**Work order:** The listing below is to be duplicated exactly, with every picture omitted.

**Dataset:**
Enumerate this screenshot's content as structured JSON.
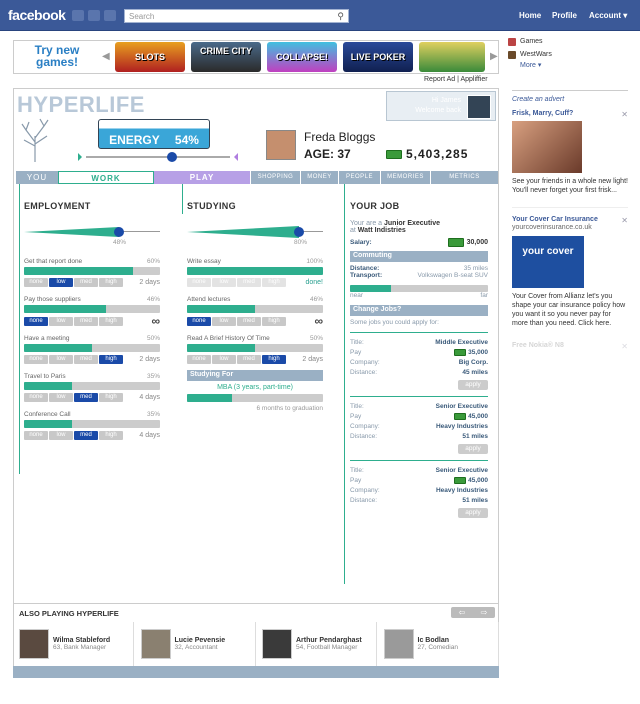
{
  "fb": {
    "logo": "facebook",
    "search_placeholder": "Search",
    "links": [
      "Home",
      "Profile",
      "Account"
    ]
  },
  "banner": {
    "try_new": "Try new games!",
    "games": [
      "SLOTS",
      "CRIME CITY",
      "COLLAPSE!",
      "LIVE POKER",
      ""
    ],
    "report": "Report Ad | Appliffier"
  },
  "right": {
    "apps": [
      "Games",
      "WestWars"
    ],
    "more": "More",
    "create_ad": "Create an advert",
    "ad1": {
      "title": "Frisk, Marry, Cuff?",
      "text": "See your friends in a whole new light! You'll never forget your first frisk..."
    },
    "ad2": {
      "title": "Your Cover Car Insurance",
      "url": "yourcoverinsurance.co.uk",
      "logo": "your cover",
      "text": "Your Cover from Allianz let's you shape your car insurance policy how you want it so you never pay for more than you need. Click here."
    },
    "ad3": {
      "title": "Free Nokia® N8"
    }
  },
  "app": {
    "logo": "HYPERLIFE",
    "greeting": "Hi James",
    "welcome": "Welcome back",
    "energy_label": "ENERGY",
    "energy_pct": "54%",
    "player_name": "Freda Bloggs",
    "age_label": "AGE: 37",
    "money": "5,403,285",
    "tabs": {
      "you": "YOU",
      "work": "WORK",
      "play": "PLAY",
      "shopping": "SHOPPING",
      "money": "MONEY",
      "people": "PEOPLE",
      "memories": "MEMORIES",
      "metrics": "METRICS"
    }
  },
  "employment": {
    "title": "EMPLOYMENT",
    "slider_pct": "48%",
    "slider_level": 0.48,
    "tasks": [
      {
        "name": "Get that report done",
        "pct": "60%",
        "fill": 0.8,
        "option": "low",
        "eta": "2 days"
      },
      {
        "name": "Pay those suppliers",
        "pct": "46%",
        "fill": 0.6,
        "option": "none",
        "eta": "∞"
      },
      {
        "name": "Have a meeting",
        "pct": "50%",
        "fill": 0.5,
        "option": "high",
        "eta": "2 days"
      },
      {
        "name": "Travel to Paris",
        "pct": "35%",
        "fill": 0.35,
        "option": "med",
        "eta": "4 days"
      },
      {
        "name": "Conference Call",
        "pct": "35%",
        "fill": 0.35,
        "option": "med",
        "eta": "4 days"
      }
    ],
    "options": [
      "none",
      "low",
      "med",
      "high"
    ]
  },
  "studying": {
    "title": "STUDYING",
    "slider_pct": "80%",
    "slider_level": 0.8,
    "tasks": [
      {
        "name": "Write essay",
        "pct": "100%",
        "fill": 1.0,
        "option": "",
        "eta": "done!"
      },
      {
        "name": "Attend lectures",
        "pct": "46%",
        "fill": 0.5,
        "option": "none",
        "eta": "∞"
      },
      {
        "name": "Read A Brief History Of Time",
        "pct": "50%",
        "fill": 0.5,
        "option": "high",
        "eta": "2 days"
      }
    ],
    "studying_for_label": "Studying For",
    "studying_for_value": "MBA (3 years, part-time)",
    "graduation": "6 months to graduation",
    "graduation_progress": 0.33
  },
  "job": {
    "title": "YOUR JOB",
    "line1": "Your are a",
    "position": "Junior Executive",
    "at": "at",
    "company": "Watt Indistries",
    "salary_label": "Salary:",
    "salary": "30,000",
    "commuting": "Commuting",
    "distance_label": "Distance:",
    "distance": "35 miles",
    "transport_label": "Transport:",
    "transport": "Volkswagen B-seat SUV",
    "near": "near",
    "far": "far",
    "commute_level": 0.3,
    "change_jobs": "Change Jobs?",
    "some_jobs": "Some jobs you could apply for:",
    "labels": {
      "title": "Title:",
      "pay": "Pay",
      "company": "Company:",
      "distance": "Distance:"
    },
    "apply": "apply",
    "offers": [
      {
        "title": "Middle Executive",
        "pay": "35,000",
        "company": "Big Corp.",
        "distance": "45 miles"
      },
      {
        "title": "Senior Executive",
        "pay": "45,000",
        "company": "Heavy Industries",
        "distance": "51 miles"
      },
      {
        "title": "Senior Executive",
        "pay": "45,000",
        "company": "Heavy Industries",
        "distance": "51 miles"
      }
    ]
  },
  "also": {
    "title": "ALSO PLAYING HYPERLIFE",
    "friends": [
      {
        "name": "Wilma Stableford",
        "sub": "63, Bank Manager"
      },
      {
        "name": "Lucie Pevensie",
        "sub": "32, Accountant"
      },
      {
        "name": "Arthur Pendarghast",
        "sub": "54, Football Manager"
      },
      {
        "name": "Ic Bodlan",
        "sub": "27, Comedian"
      }
    ]
  },
  "colors": {
    "fb_blue": "#3b5998",
    "teal": "#2eae8e",
    "tab_blue": "#9ab0c4",
    "play_purple": "#b7a0e6",
    "selected_option": "#1a4aa8"
  }
}
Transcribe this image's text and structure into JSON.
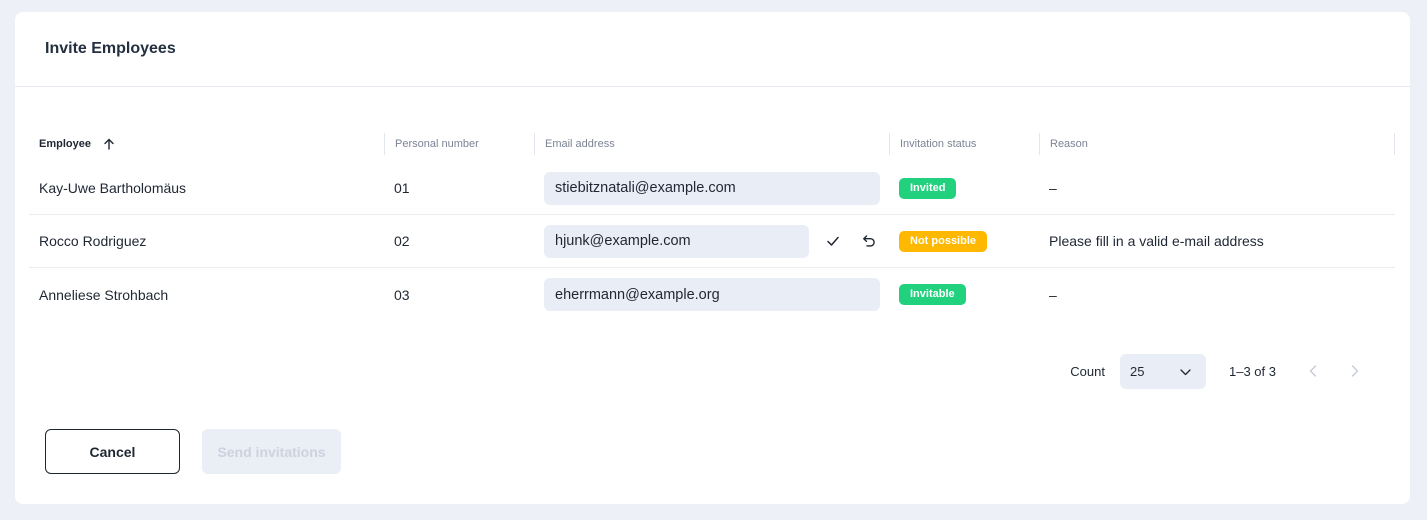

**Reply:**
Enumerate this screenshot's content as structured JSON.
{
  "fb": {
    "logo": "facebook",
    "search_placeholder": "Search",
    "links": [
      "Home",
      "Profile",
      "Account"
    ]
  },
  "banner": {
    "try_new": "Try new games!",
    "games": [
      "SLOTS",
      "CRIME CITY",
      "COLLAPSE!",
      "LIVE POKER",
      ""
    ],
    "report": "Report Ad | Appliffier"
  },
  "right": {
    "apps": [
      "Games",
      "WestWars"
    ],
    "more": "More",
    "create_ad": "Create an advert",
    "ad1": {
      "title": "Frisk, Marry, Cuff?",
      "text": "See your friends in a whole new light! You'll never forget your first frisk..."
    },
    "ad2": {
      "title": "Your Cover Car Insurance",
      "url": "yourcoverinsurance.co.uk",
      "logo": "your cover",
      "text": "Your Cover from Allianz let's you shape your car insurance policy how you want it so you never pay for more than you need. Click here."
    },
    "ad3": {
      "title": "Free Nokia® N8"
    }
  },
  "app": {
    "logo": "HYPERLIFE",
    "greeting": "Hi James",
    "welcome": "Welcome back",
    "energy_label": "ENERGY",
    "energy_pct": "54%",
    "player_name": "Freda Bloggs",
    "age_label": "AGE: 37",
    "money": "5,403,285",
    "tabs": {
      "you": "YOU",
      "work": "WORK",
      "play": "PLAY",
      "shopping": "SHOPPING",
      "money": "MONEY",
      "people": "PEOPLE",
      "memories": "MEMORIES",
      "metrics": "METRICS"
    }
  },
  "employment": {
    "title": "EMPLOYMENT",
    "slider_pct": "48%",
    "slider_level": 0.48,
    "tasks": [
      {
        "name": "Get that report done",
        "pct": "60%",
        "fill": 0.8,
        "option": "low",
        "eta": "2 days"
      },
      {
        "name": "Pay those suppliers",
        "pct": "46%",
        "fill": 0.6,
        "option": "none",
        "eta": "∞"
      },
      {
        "name": "Have a meeting",
        "pct": "50%",
        "fill": 0.5,
        "option": "high",
        "eta": "2 days"
      },
      {
        "name": "Travel to Paris",
        "pct": "35%",
        "fill": 0.35,
        "option": "med",
        "eta": "4 days"
      },
      {
        "name": "Conference Call",
        "pct": "35%",
        "fill": 0.35,
        "option": "med",
        "eta": "4 days"
      }
    ],
    "options": [
      "none",
      "low",
      "med",
      "high"
    ]
  },
  "studying": {
    "title": "STUDYING",
    "slider_pct": "80%",
    "slider_level": 0.8,
    "tasks": [
      {
        "name": "Write essay",
        "pct": "100%",
        "fill": 1.0,
        "option": "",
        "eta": "done!"
      },
      {
        "name": "Attend lectures",
        "pct": "46%",
        "fill": 0.5,
        "option": "none",
        "eta": "∞"
      },
      {
        "name": "Read A Brief History Of Time",
        "pct": "50%",
        "fill": 0.5,
        "option": "high",
        "eta": "2 days"
      }
    ],
    "studying_for_label": "Studying For",
    "studying_for_value": "MBA (3 years, part-time)",
    "graduation": "6 months to graduation",
    "graduation_progress": 0.33
  },
  "job": {
    "title": "YOUR JOB",
    "line1": "Your are a",
    "position": "Junior Executive",
    "at": "at",
    "company": "Watt Indistries",
    "salary_label": "Salary:",
    "salary": "30,000",
    "commuting": "Commuting",
    "distance_label": "Distance:",
    "distance": "35 miles",
    "transport_label": "Transport:",
    "transport": "Volkswagen B-seat SUV",
    "near": "near",
    "far": "far",
    "commute_level": 0.3,
    "change_jobs": "Change Jobs?",
    "some_jobs": "Some jobs you could apply for:",
    "labels": {
      "title": "Title:",
      "pay": "Pay",
      "company": "Company:",
      "distance": "Distance:"
    },
    "apply": "apply",
    "offers": [
      {
        "title": "Middle Executive",
        "pay": "35,000",
        "company": "Big Corp.",
        "distance": "45 miles"
      },
      {
        "title": "Senior Executive",
        "pay": "45,000",
        "company": "Heavy Industries",
        "distance": "51 miles"
      },
      {
        "title": "Senior Executive",
        "pay": "45,000",
        "company": "Heavy Industries",
        "distance": "51 miles"
      }
    ]
  },
  "also": {
    "title": "ALSO PLAYING HYPERLIFE",
    "friends": [
      {
        "name": "Wilma Stableford",
        "sub": "63, Bank Manager"
      },
      {
        "name": "Lucie Pevensie",
        "sub": "32, Accountant"
      },
      {
        "name": "Arthur Pendarghast",
        "sub": "54, Football Manager"
      },
      {
        "name": "Ic Bodlan",
        "sub": "27, Comedian"
      }
    ]
  },
  "colors": {
    "fb_blue": "#3b5998",
    "teal": "#2eae8e",
    "tab_blue": "#9ab0c4",
    "play_purple": "#b7a0e6",
    "selected_option": "#1a4aa8"
  }
}
Transcribe this image's text and structure into JSON.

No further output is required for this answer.